◆ Task statement ◆
Answer with one number only: how many lines in the material contain "容納人數".

◆ Dataset content ◆
——————————
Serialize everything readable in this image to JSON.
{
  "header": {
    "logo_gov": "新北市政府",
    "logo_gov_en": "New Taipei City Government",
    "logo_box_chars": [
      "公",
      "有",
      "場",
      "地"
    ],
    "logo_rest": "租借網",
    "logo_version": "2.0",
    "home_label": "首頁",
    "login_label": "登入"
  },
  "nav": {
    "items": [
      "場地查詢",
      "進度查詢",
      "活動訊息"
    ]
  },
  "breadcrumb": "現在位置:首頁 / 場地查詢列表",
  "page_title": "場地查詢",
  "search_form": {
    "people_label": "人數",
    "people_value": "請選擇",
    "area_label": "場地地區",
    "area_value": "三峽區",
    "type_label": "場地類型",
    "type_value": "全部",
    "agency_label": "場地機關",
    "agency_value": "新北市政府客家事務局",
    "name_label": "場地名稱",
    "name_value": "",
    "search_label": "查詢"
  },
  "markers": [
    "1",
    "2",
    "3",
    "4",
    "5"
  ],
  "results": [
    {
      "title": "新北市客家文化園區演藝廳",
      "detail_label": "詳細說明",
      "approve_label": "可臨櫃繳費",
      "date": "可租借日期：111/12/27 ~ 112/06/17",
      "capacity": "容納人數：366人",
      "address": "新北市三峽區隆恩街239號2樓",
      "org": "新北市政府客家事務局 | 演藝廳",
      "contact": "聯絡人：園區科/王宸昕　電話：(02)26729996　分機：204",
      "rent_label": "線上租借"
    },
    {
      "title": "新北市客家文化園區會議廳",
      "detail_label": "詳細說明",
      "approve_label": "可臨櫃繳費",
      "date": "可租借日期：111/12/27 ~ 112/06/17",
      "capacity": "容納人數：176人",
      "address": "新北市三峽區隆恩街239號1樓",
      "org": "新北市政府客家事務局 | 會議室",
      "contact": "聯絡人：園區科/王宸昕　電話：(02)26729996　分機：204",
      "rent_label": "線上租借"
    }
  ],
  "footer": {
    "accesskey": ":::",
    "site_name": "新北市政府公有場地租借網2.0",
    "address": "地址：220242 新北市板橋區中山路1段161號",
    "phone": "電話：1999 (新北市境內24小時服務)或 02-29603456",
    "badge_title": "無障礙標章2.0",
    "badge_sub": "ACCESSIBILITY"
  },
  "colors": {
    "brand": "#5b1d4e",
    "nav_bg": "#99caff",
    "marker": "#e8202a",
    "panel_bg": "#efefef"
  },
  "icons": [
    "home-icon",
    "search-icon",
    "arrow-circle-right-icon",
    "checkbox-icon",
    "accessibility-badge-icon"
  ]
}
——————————
◆ Answer to the exercise ◆
2